New cyber world or total surveillance horror? Google Glass can be both.
The idiots have long been among us. Normal-seeming fellow human beings who suddenly speak to no one. They run through the streets babbling. "Is he?" one asks oneself, then looks, until the other turns his head and over his ear is a headset. Aha! The supposed idiot was just on the phone.
Soon, there will be more of these fellow human beings, and they will talk to their glasses. At some point in the next few months they will turn up — the first models for Google Glass. Their wearers will look as harmless as Sergey Brin on the subway recently. In a snapshot that a passenger posted on the Internet recently, the bearded multibillion-dollar co-founder of Google sits on a train in New York with a woolen hat on his head and a plastic bag in his hand. Apart from having no lenses and the frame being a little thicker on one side, his eyeglasses seem normal at first glance.
The high-tech optical aid is connected to the Internet and has a camera; it records pictures and sounds and reacts to voice commands. The most important part of Glass is the screen, a small transparent cube over the right eye and probably the reason why Brin is staring into the snapshot. Unlike many other people on the subways in New York or Berlin, he does not look down at the touch screen of a smartphone but looks straight ahead. Perhaps he is looking at an Excel spreadsheet on his screen. Maybe he is filming the unwitting photographer.
The possibility of undetected observation causes discomfort. A café in Seattle has already declared a Glass ban. A “Stop the Cyborgs” campaign has taken off in London. What seemed for a long time like just a hobby for Brin, who leads Google X, a department of tinkerers, has now become suitable for the masses. The first ordinary users were able to apply for a Glass model a few weeks ago for $1,500. However, analysts anticipate that Glass and similar products will soon be available for $400.

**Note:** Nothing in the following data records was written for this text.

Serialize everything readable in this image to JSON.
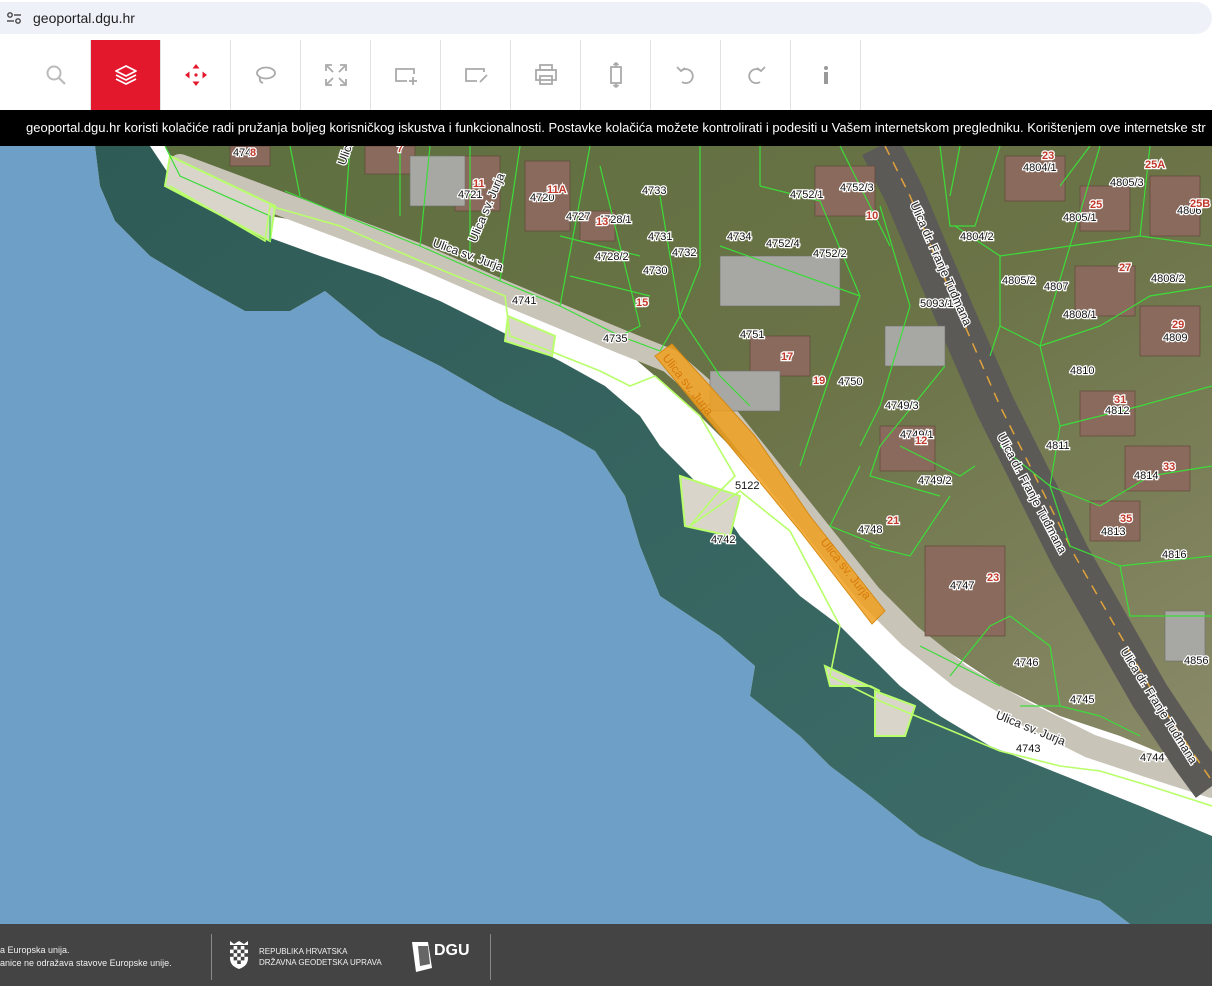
{
  "browser": {
    "url": "geoportal.dgu.hr",
    "site_icon": "site-settings-icon"
  },
  "toolbar": {
    "tools": [
      {
        "name": "search-tool",
        "icon": "search-icon",
        "active": false
      },
      {
        "name": "layers-tool",
        "icon": "layers-icon",
        "active": true
      },
      {
        "name": "pan-tool",
        "icon": "move-arrows-icon",
        "active": false
      },
      {
        "name": "lasso-tool",
        "icon": "lasso-icon",
        "active": false
      },
      {
        "name": "full-extent-tool",
        "icon": "expand-icon",
        "active": false
      },
      {
        "name": "add-area-tool",
        "icon": "add-rectangle-icon",
        "active": false
      },
      {
        "name": "edit-area-tool",
        "icon": "edit-rectangle-icon",
        "active": false
      },
      {
        "name": "print-tool",
        "icon": "print-icon",
        "active": false
      },
      {
        "name": "measure-tool",
        "icon": "measure-vertical-icon",
        "active": false
      },
      {
        "name": "undo-tool",
        "icon": "undo-icon",
        "active": false
      },
      {
        "name": "redo-tool",
        "icon": "redo-icon",
        "active": false
      },
      {
        "name": "info-tool",
        "icon": "info-icon",
        "active": false
      }
    ],
    "active_color": "#e3182d"
  },
  "cookie_banner": {
    "text": "geoportal.dgu.hr koristi kolačiće radi pružanja boljeg korisničkog iskustva i funkcionalnosti. Postavke kolačića možete kontrolirati i podesiti u Vašem internetskom pregledniku. Korištenjem ove internetske str"
  },
  "map": {
    "colors": {
      "sea": "#6e9fc7",
      "parcel_line": "#3ddc3a",
      "highlight": "#f0a020",
      "shore": "#ffffff"
    },
    "streets": [
      "Ulica sv. Jurja",
      "Ulica sv. Jurja",
      "Ulica sv. Jurja",
      "Ulica dr. Franje Tuđmana",
      "Ulica dr. Franje Tuđmana",
      "Ulica dr. Franje Tuđmana",
      "Ulica"
    ],
    "highlighted_street_labels": [
      "Ulica sv. Jurja",
      "Ulica sv. Jurja"
    ],
    "parcels": [
      "4733",
      "4752/1",
      "4752/3",
      "4721",
      "4720",
      "4727",
      "4728/1",
      "4731",
      "4732",
      "4734",
      "4752/4",
      "4752/2",
      "4728/2",
      "4730",
      "4741",
      "4735",
      "4751",
      "4750",
      "4749/3",
      "4749/1",
      "4749/2",
      "5122",
      "4742",
      "4748",
      "4747",
      "4746",
      "4745",
      "4743",
      "4744",
      "4804/1",
      "4805/3",
      "4805/1",
      "4804/2",
      "4805/2",
      "4807",
      "4808/2",
      "4808/1",
      "5093/1",
      "4809",
      "4810",
      "4812",
      "4811",
      "4814",
      "4813",
      "4816",
      "4806",
      "4856",
      "474"
    ],
    "house_numbers": [
      "8",
      "7",
      "11",
      "11A",
      "13",
      "10",
      "15",
      "17",
      "19",
      "12",
      "21",
      "23",
      "23",
      "25",
      "25A",
      "25B",
      "27",
      "29",
      "31",
      "33",
      "35"
    ]
  },
  "footer": {
    "eu_line1": "a Europska unija.",
    "eu_line2": "anice ne odražava stavove Europske unije.",
    "gov_line1": "REPUBLIKA HRVATSKA",
    "gov_line2": "DRŽAVNA GEODETSKA UPRAVA",
    "dgu_text": "DGU"
  }
}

So, Soon We'll Be Surrounded By Fellow Men Filming Us?
The areas of application actually appear to be virtually limitless. In Google's advertising videos, people wear them during hot air balloon rides, trapeze acrobatics or marriage proposals — activating videotaping with the command, "OK, Glass. Record a video." Videos and pictures can be posted directly to Facebook via an Internet connection or broadcast live. Glass can also navigate to the nearest bookstore using arrows, read an incoming email aloud or look up how Schalke played against Dortmund.

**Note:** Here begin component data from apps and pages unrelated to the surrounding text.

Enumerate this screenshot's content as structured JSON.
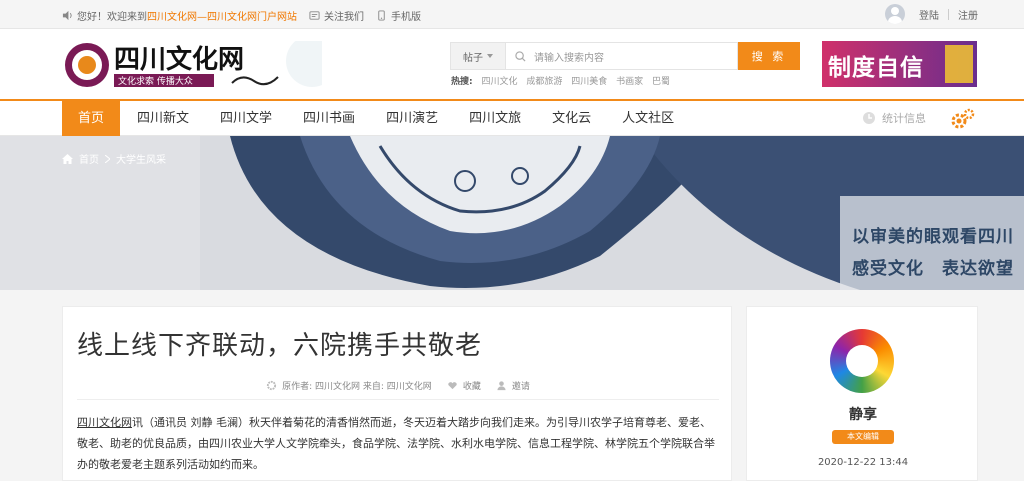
{
  "topbar": {
    "welcome": "您好！欢迎来到",
    "site_name": "四川文化网—四川文化网门户网站",
    "follow": "关注我们",
    "mobile": "手机版",
    "login": "登陆",
    "register": "注册"
  },
  "header": {
    "logo_name": "四川文化网",
    "logo_slogan": "文化求索 传播大众",
    "search_category": "帖子",
    "search_placeholder": "请输入搜索内容",
    "search_button": "搜 索",
    "hot_label": "热搜:",
    "hot_terms": [
      "四川文化",
      "成都旅游",
      "四川美食",
      "书画家",
      "巴蜀"
    ],
    "ad_text": "制度自信"
  },
  "nav": {
    "items": [
      "首页",
      "四川新文",
      "四川文学",
      "四川书画",
      "四川演艺",
      "四川文旅",
      "文化云",
      "人文社区"
    ],
    "stat": "统计信息"
  },
  "hero": {
    "crumb_home": "首页",
    "crumb_current": "大学生风采",
    "slogan_line1": "以审美的眼观看四川",
    "slogan_line2": "感受文化　表达欲望"
  },
  "article": {
    "title": "线上线下齐联动，六院携手共敬老",
    "meta_author": "原作者: 四川文化网 来自: 四川文化网",
    "meta_fav": "收藏",
    "meta_invite": "邀请",
    "body_link": "四川文化网",
    "body_text": "讯（通讯员 刘静 毛澜）秋天伴着菊花的清香悄然而逝，冬天迈着大踏步向我们走来。为引导川农学子培育尊老、爱老、敬老、助老的优良品质，由四川农业大学人文学院牵头，食品学院、法学院、水利水电学院、信息工程学院、林学院五个学院联合举办的敬老爱老主题系列活动如约而来。"
  },
  "sidebar": {
    "name": "静享",
    "badge": "本文编辑",
    "time": "2020-12-22 13:44"
  },
  "colors": {
    "accent": "#f28a19",
    "hero_blue": "#2e4766"
  }
}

Designer Diane von Fürstenberg wore Google Glass to New York City's Fashion Week, tried them on on models and friends and produced an aesthetically pleasing short film of the fashion world from a first-person perspective (viewable on YouTube under "DVF through Glass"). There is hardly a professional group that Google Glass would not assist, including the police ("OK, Glass. Scan and verify vehicle owner."); doctors in the operating room ("OK, Glass. Show me the anatomy of the right chamber of the heart."); lawyers ("OK, Glass. Google paragraph 16 of tax law."); soccer referees ("OK, Glass. Rewind."); and not much imagination is required to predict its application in pornography.
Brin has announced that the use of the Internet should become more social and masculine, again thanks to Glass. After using Glass for a while, he realized how strange and “emasculating” it is when people are glued to touch screens with both their eyes and fingers. The notion of "masculine" may be worthy of discussion, but whoever thinks this is absurd should take a look at the Tumblr blog, “We Never Look Up," which features pictures of "digital autistics" bent over screens, oblivious to the world.

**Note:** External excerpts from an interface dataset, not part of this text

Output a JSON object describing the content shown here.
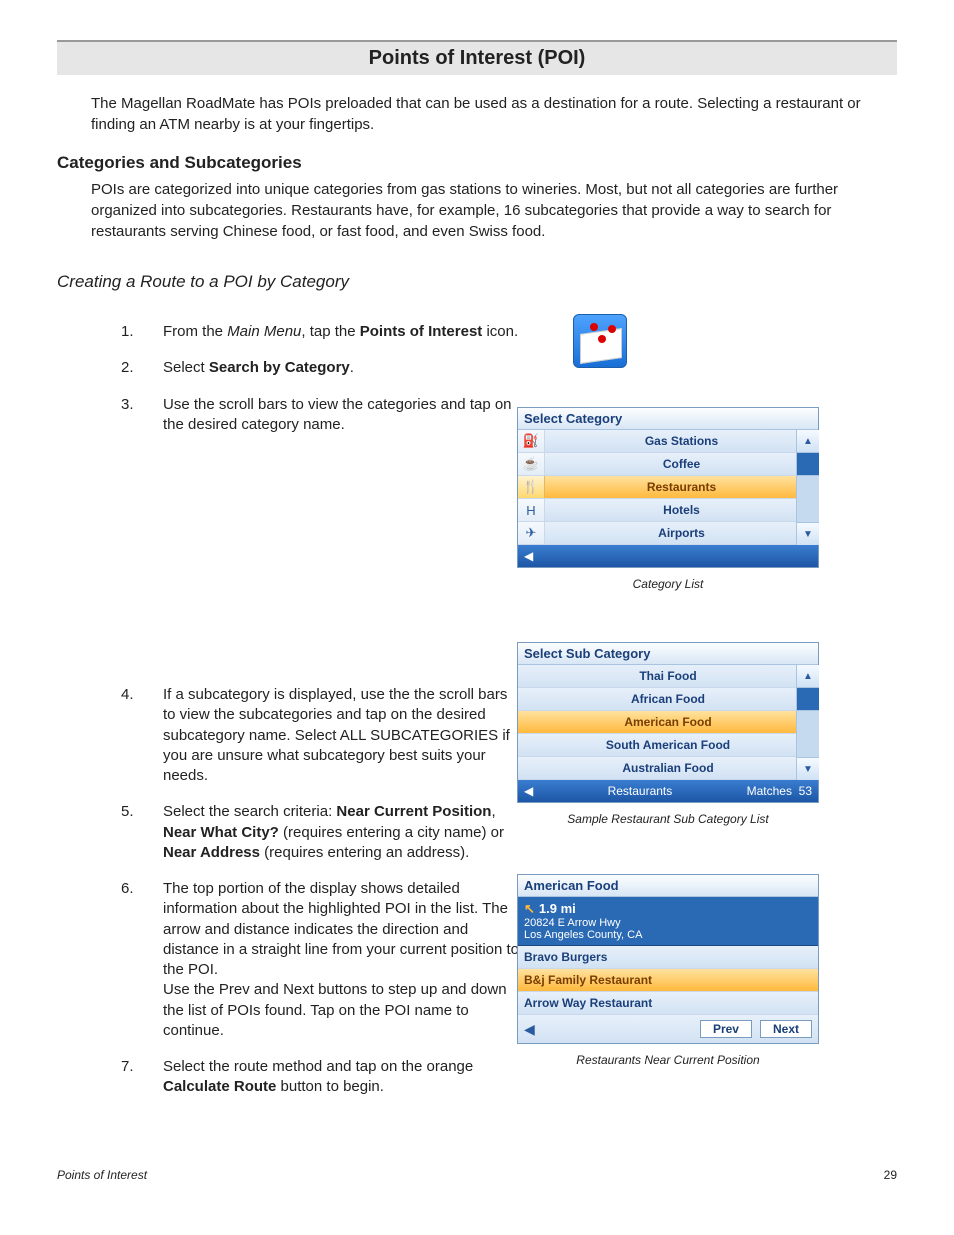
{
  "title": "Points of Interest (POI)",
  "intro": "The Magellan RoadMate has POIs preloaded that can be used as a destination for a route.  Selecting a restaurant or finding an ATM nearby is at your fingertips.",
  "section_heading": "Categories and Subcategories",
  "section_text": "POIs are categorized into unique categories from gas stations to wineries.  Most, but not all categories are further organized into subcategories.  Restaurants have, for example, 16 subcategories that provide a way to search for restaurants serving Chinese food, or fast food, and even Swiss food.",
  "subheading": "Creating a Route to a POI by Category",
  "steps": {
    "s1_a": "From the ",
    "s1_b": "Main Menu",
    "s1_c": ", tap the ",
    "s1_d": "Points of Interest",
    "s1_e": " icon.",
    "s2_a": "Select ",
    "s2_b": "Search by Category",
    "s2_c": ".",
    "s3": "Use the scroll bars to view the categories and tap on the desired category name.",
    "s4": "If a subcategory is displayed, use the the scroll bars to view the subcategories and tap on the desired subcategory name.  Select ALL SUBCATEGORIES if you are unsure what subcategory best suits your needs.",
    "s5_a": "Select the search criteria: ",
    "s5_b": "Near Current Position",
    "s5_c": ", ",
    "s5_d": "Near What City?",
    "s5_e": " (requires entering a city name) or ",
    "s5_f": "Near Address",
    "s5_g": " (requires entering an address).",
    "s6": "The top portion of the display shows detailed information about the highlighted POI in the list.  The arrow and distance indicates the direction and distance in a straight line from your current position to the POI.\nUse the Prev and Next buttons to step up and down the list of POIs found.  Tap on the POI name to continue.",
    "s7_a": "Select the route method and tap on the orange ",
    "s7_b": "Calculate Route",
    "s7_c": " button to begin."
  },
  "device1": {
    "title": "Select Category",
    "items": [
      "Gas Stations",
      "Coffee",
      "Restaurants",
      "Hotels",
      "Airports"
    ],
    "icons": [
      "⛽",
      "☕",
      "🍴",
      "H",
      "✈"
    ],
    "selected": 2,
    "caption": "Category List"
  },
  "device2": {
    "title": "Select Sub Category",
    "items": [
      "Thai Food",
      "African Food",
      "American Food",
      "South American Food",
      "Australian Food"
    ],
    "selected": 2,
    "footer_label": "Restaurants",
    "footer_matches_label": "Matches",
    "footer_matches_value": "53",
    "caption": "Sample  Restaurant Sub Category List"
  },
  "device3": {
    "title": "American Food",
    "distance": "1.9 mi",
    "addr1": "20824 E Arrow Hwy",
    "addr2": "Los Angeles County, CA",
    "items": [
      "Bravo Burgers",
      "B&j Family Restaurant",
      "Arrow Way Restaurant"
    ],
    "selected": 1,
    "prev": "Prev",
    "next": "Next",
    "caption": "Restaurants Near Current Position"
  },
  "footer": {
    "left": "Points of Interest",
    "right": "29"
  }
}
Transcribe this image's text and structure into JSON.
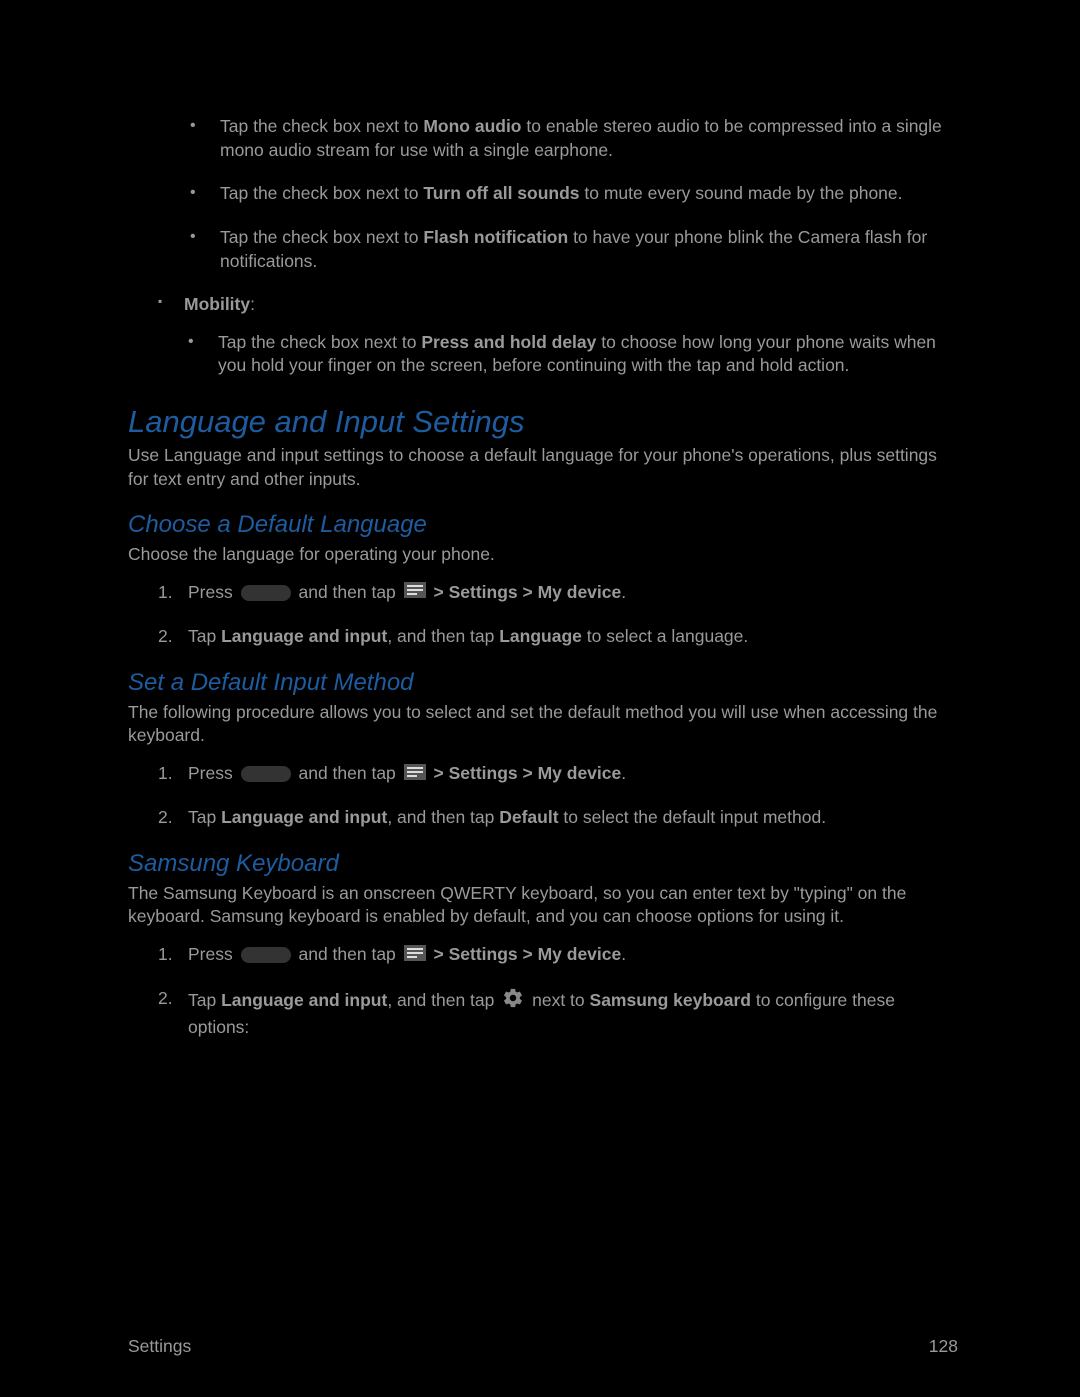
{
  "bullets_top": [
    {
      "pre": "Tap the check box next to ",
      "bold": "Mono audio",
      "post": " to enable stereo audio to be compressed into a single mono audio stream for use with a single earphone."
    },
    {
      "pre": "Tap the check box next to ",
      "bold": "Turn off all sounds",
      "post": " to mute every sound made by the phone."
    },
    {
      "pre": "Tap the check box next to ",
      "bold": "Flash notification",
      "post": " to have your phone blink the Camera flash for notifications."
    }
  ],
  "mobility_label": "Mobility",
  "mobility_bullet": {
    "pre": "Tap the check box next to ",
    "bold": "Press and hold delay",
    "post": " to choose how long your phone waits when you hold your finger on the screen, before continuing with the tap and hold action."
  },
  "h1": "Language and Input Settings",
  "h1_desc": "Use Language and input settings to choose a default language for your phone's operations, plus settings for text entry and other inputs.",
  "sections": {
    "choose_lang": {
      "title": "Choose a Default Language",
      "desc": "Choose the language for operating your phone.",
      "step1_press": "Press",
      "step1_then": " and then tap ",
      "step1_path": " > Settings > My device",
      "step1_dot": ".",
      "step2_pre": "Tap ",
      "step2_b1": "Language and input",
      "step2_mid": ", and then tap ",
      "step2_b2": "Language",
      "step2_post": " to select a language."
    },
    "default_input": {
      "title": "Set a Default Input Method",
      "desc": "The following procedure allows you to select and set the default method you will use when accessing the keyboard.",
      "step1_press": "Press",
      "step1_then": " and then tap ",
      "step1_path": " > Settings > My device",
      "step1_dot": ".",
      "step2_pre": "Tap ",
      "step2_b1": "Language and input",
      "step2_mid": ", and then tap ",
      "step2_b2": "Default",
      "step2_post": " to select the default input method."
    },
    "samsung_kbd": {
      "title": "Samsung Keyboard",
      "desc": "The Samsung Keyboard is an onscreen QWERTY keyboard, so you can enter text by \"typing\" on the keyboard. Samsung keyboard is enabled by default, and you can choose options for using it.",
      "step1_press": "Press",
      "step1_then": " and then tap ",
      "step1_path": " > Settings > My device",
      "step1_dot": ".",
      "step2_pre": "Tap ",
      "step2_b1": "Language and input",
      "step2_mid": ", and then tap ",
      "step2_next": " next to ",
      "step2_b2": "Samsung keyboard",
      "step2_post": " to configure these options:"
    }
  },
  "footer": {
    "left": "Settings",
    "right": "128"
  }
}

With Google Glass people will, in fact and once again, direct their gaze upon the world and their fellow human beings, but this is exactly what is causing their trepidation. Every glance of a fellow human being is potentially recordable, and there is no red light to warn if a recording is in progress with Glass. Observers warn that it is a police state come true. As Maik Söhler has already noted in the taz [Die Tageszeitung], privacy rights already ensure that not everyone can publish personal photos of just about anyone. But what about non-public photographs? Will etiquette soon demand removing the glasses before a confidential conversation?
The phenomenal series “Black Mirror” shows what could lie ahead. Like all of his friends, the main character of the third episode, the lawyer, Liam, wears an implant behind his ear with which he records everything. He mistrusts “organic memories” and searches through his picture archives until he finally finds proof of his wife’s infidelity.
As always, the truly horrific scenarios do not concern the private sphere. In the face of drones with high-resolution cameras and facial recognition software and data centers, through which all communication in the U.S. is monitored in real time, Google’s glasses are the lesser problem, writes Jon Evans on TechCrunch. At least citizens can monitor the state back through the glasses. But what law will regulate when the government is allowed access to the database of Glass users in order to secure evidence in case of a serious crime? In an episode of “Black Mirror,” travelers at the airport must play their experiences in fast forward for customs officials. "Everything in order. Have a good trip," says a uniformed guard once convinced that the civilian has behaved impeccably. Gaps in the memory of the video recording would certainly have caught his attention.